In a two-hour-long, admittedly somewhat rambling speech at CPAC Saturday afternoon, President Trump managed to garner the ire of liberals everywhere with one simple line about the dangerous journey many Central American women make to come to the United States illegally.
“Mothers who love their daughters give them massive amounts of birth control pills, because they know their daughters are going to be raped on the way up to our southern border,” Trump said. “Think of that. Think of how evil that is.”
Immediately, leftist Twitter lit up with outrage. Liberal journalists sharpened their pens for a bevy of op-eds as pundits heated up their mikes to take issue with Trump’s claim, all accusing the president of lying and spreading fake news about the illegal immigrant community.
ESPN’s resident Trump-basher Jemele Hill tweeted, “If you’re the type of person who believes this, you are dumb and awful.”
From author Molly Jong-Fast: “I wonder what movie Trump is getting this from.”
There’s just one problem: according to border agents who actually deal with this problem on the front lines, as well as countless illegal aliens' first-hand testimonies, Trump’s right.
One 2017 report – from NPR, no less – told the story of a 43-year-old woman who was advised to get a birth control injection to keep from getting pregnant if she was raped on the journey to America.

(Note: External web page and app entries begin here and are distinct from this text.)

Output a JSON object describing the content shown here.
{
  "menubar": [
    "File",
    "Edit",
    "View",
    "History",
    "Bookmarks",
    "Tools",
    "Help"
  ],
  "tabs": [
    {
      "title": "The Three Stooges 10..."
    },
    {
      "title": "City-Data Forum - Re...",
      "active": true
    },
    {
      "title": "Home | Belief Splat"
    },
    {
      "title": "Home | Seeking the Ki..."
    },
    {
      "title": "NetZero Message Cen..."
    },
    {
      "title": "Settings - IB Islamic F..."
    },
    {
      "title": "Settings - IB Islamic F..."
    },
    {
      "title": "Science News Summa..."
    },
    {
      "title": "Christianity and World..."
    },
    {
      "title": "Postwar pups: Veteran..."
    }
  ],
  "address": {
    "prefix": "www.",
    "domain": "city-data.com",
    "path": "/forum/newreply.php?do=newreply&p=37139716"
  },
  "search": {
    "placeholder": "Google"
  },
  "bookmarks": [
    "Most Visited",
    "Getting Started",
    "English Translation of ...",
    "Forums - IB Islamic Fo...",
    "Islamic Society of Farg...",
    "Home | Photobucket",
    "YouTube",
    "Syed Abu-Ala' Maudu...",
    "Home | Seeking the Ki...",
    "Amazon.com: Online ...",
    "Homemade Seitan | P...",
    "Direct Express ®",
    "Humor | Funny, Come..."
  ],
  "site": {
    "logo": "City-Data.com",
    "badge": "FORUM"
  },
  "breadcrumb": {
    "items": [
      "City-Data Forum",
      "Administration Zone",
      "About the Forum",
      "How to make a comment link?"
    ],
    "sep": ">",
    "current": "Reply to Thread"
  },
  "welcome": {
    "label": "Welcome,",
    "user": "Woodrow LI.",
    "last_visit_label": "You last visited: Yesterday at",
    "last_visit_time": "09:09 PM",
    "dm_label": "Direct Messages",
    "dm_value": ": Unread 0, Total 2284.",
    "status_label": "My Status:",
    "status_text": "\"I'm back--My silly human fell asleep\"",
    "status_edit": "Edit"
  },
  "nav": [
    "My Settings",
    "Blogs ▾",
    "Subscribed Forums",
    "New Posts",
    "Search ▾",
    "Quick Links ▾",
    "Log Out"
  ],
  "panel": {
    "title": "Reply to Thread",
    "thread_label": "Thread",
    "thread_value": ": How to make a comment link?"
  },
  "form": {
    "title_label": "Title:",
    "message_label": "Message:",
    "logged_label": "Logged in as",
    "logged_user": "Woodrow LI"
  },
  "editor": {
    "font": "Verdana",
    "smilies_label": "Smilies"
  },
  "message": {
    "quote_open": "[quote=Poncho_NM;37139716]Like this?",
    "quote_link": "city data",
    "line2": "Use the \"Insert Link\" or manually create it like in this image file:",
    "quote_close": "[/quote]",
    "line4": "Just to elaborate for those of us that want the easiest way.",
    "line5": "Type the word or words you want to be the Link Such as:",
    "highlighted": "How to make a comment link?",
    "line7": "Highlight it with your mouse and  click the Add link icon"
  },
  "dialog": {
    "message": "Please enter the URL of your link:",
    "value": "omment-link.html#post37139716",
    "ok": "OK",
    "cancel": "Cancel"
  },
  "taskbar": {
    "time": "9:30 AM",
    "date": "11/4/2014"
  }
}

A 2018 article from the Guardian detailed how a Catholic priest working on the Mexican side of the border began going against his own faith’s anti-contraception dictates by helping immigrant women get birth control because of how commonly they were being raped in the quest to get to America.
“It is the lesser of two evils,” Father Prisciliano Perez told The Guardian. “Since she cannot prevent violation, she protects herself so that she won’t get pregnant.”
In 2014, the Daily Mail estimated that as many as six in 10 illegal alien women are sexually violated while coming to the U.S. unlawfully. A HuffPo piece put that number at closer to 80 percent, based on an independent Fusion study.
That same year, PBS ran a story on just how common rape is for women seeking to make the trip. From that story:
“What can I do in case I’m raped, and I don’t want to get pregnant?” Peña repeated in Spanish from behind the counter. “What can I use?”
Peña recommends an injection for 48 pesos, or less than $4, that protects women from pregnancy for a month. In Mexico, women can buy these products without a prescription.
Just last year, CBS Los Angeles quoted U.S. Customs and Border Patrol agentChris Cabrera as saying, “When you see a 12-year-old girl with a Plan B pill or her parents put her on birth control because they know getting violated is part of the journey, that’s a terrible way to live,” echoing Trump’s CPAC statement almost verbatim.
It’s been well documented that sexual violence, sometimes leading to unwanted pregnancies, is a common side effect of an open-borders policy that encourages Central American migrants, including young women and girls, to place their lives and safety in the hands of human smugglers and make the dangerous journey to the United States.
Then again, it’s also been well documented that the left would rather bash Trump than actually address the serious problems brought on by their own ill-conceived policies that promote human suffering and desperation.